Harvey Fierstein, July 21, 2013
Russia’s president, Vladimir V. Putin, has declared war on homosexuals. So far, the world has mostly been silent.
On July 3, Mr. Putin signed a law banning the adoption of Russian-born children not only to gay couples but also to any couple or single parent living in any country where marriage equality exists in any form.
A few days earlier, just six months before Russia hosts the 2014 Winter Games, Mr. Putin signed a law allowing police officers to arrest tourists and foreign nationals they suspect of being homosexual, lesbian or “pro-gay” and detain them for up to 14 days. Contrary towhat the International Olympic Committee says, the law could mean that any Olympic athlete, trainer, reporter, family member or fan who is gay — or suspected of being gay, or just accused of being gay — can go to jail.

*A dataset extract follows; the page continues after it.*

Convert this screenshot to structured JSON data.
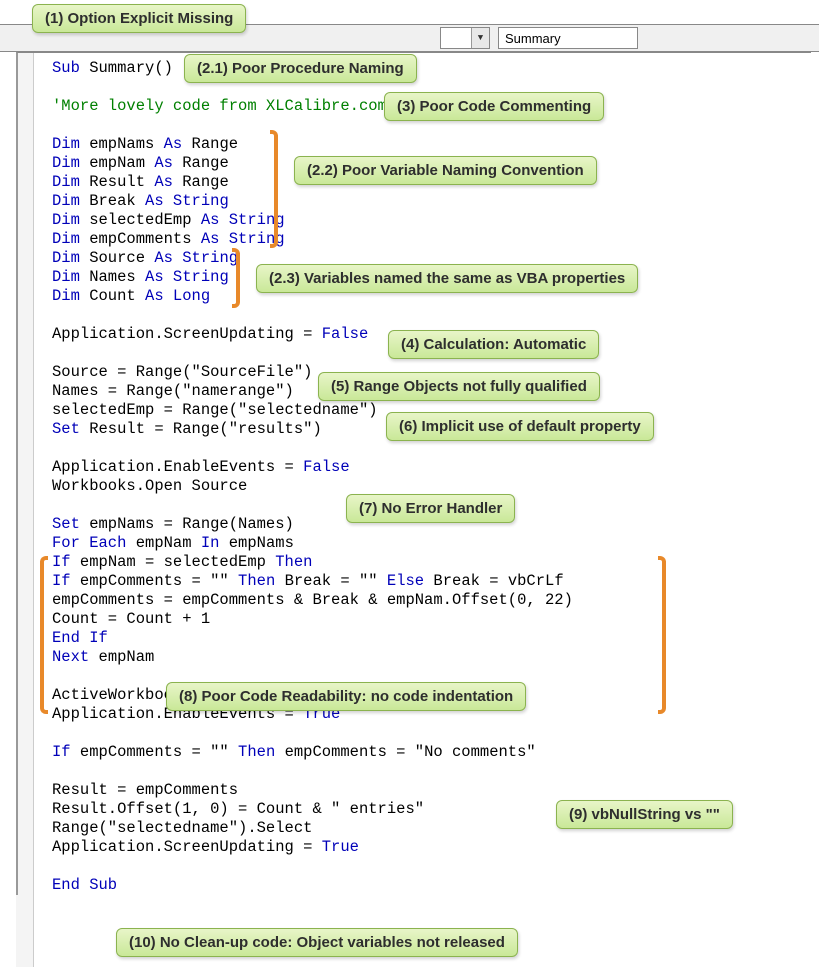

Earlier in June, Mr. Putin signed yet another antigay bill, classifying “homosexual propaganda” as pornography. The law is broad and vague, so that any teacher who tells students that homosexuality is not evil, any parents who tell their child that homosexuality is normal, or anyone who makes pro-gay statements deemed accessible to someone underage is now subject to arrest and fines. Even a judge, lawyer or lawmaker cannot publicly argue for tolerance without the threat of punishment.
Finally, it is rumored that Mr. Putin is about to sign an edict that would remove children from their own families if the parents are either gay or lesbian or suspected of being gay or lesbian. The police would have the authority to remove children from adoptive homes as well as from their own biological parents.
Mr. Putin’s campaign against lesbian, gay and bisexual people is one of distraction, a strategy of demonizing a minority for political gain taken straight from the Nazi playbook. Can we allow this war against human rights to go unanswered? Although Mr. Putin may think he can control his creation, history proves he cannot: his condemnations are permission to commit violence against gays and lesbians. In May a young gay man was murdered in the city of Volgograd. He was beaten, his body violated with beer bottles, his clothing set on fire, his head crushed with a rock. This is most likely just the beginning.
Nevertheless, the rest of the world remains almost completely ignorant of Mr. Putin’s agenda. His adoption restrictions have received some attention, but it has been largely limited to people involved in international adoptions.
This must change. With Russia about to hold the Winter Games in Sochi, the country is open to pressure. American and world leaders must speak out against Mr. Putin’s attacks and the violence they foster. The Olympic Committee must demand the retraction of these laws under threat of boycott.
In 1936 the world attended the Olympics in Germany. Few participants said a word about Hitler’s campaign against the Jews. Supporters of that decision point proudly to the triumph of Jesse Owens, while I point with dread to the Holocaust and world war. There is a price for tolerating intolerance.
Another ‘Day of Silence’ Passes Quietly…
Anti-gay legislation around the world continues to be drafted, passed and defeated. The degree of heinousness of the legislation varies — from Russia, Uganda, Malawi, Nigeria, France to Malaysia, the United States. However, all seek to silence, terrorize and sanction violence against a queer [LGBQTI] minority.
My previous comments on this National Day of Silence holds true:
SILENCE = DEATH
We do not need another Day of Silence.
We need dialog.
We need action.
We need equality.
In the melee over ‘gay marriage’ I hope people understand there are more pressing issues at hand.
Federal legislation is needed to end workplace discrimination, protection against the denial of services/healthcare, bullying, violence and murder…
It’s time we HUSH the villans that deny our human rights, HUSH the fervor of fanatics that breeds fear and violence.
Silence the fear, shame and hatred. Not ourselves.
innovate, don’t assimilate.Peter Tatchell, Gay Liberation Front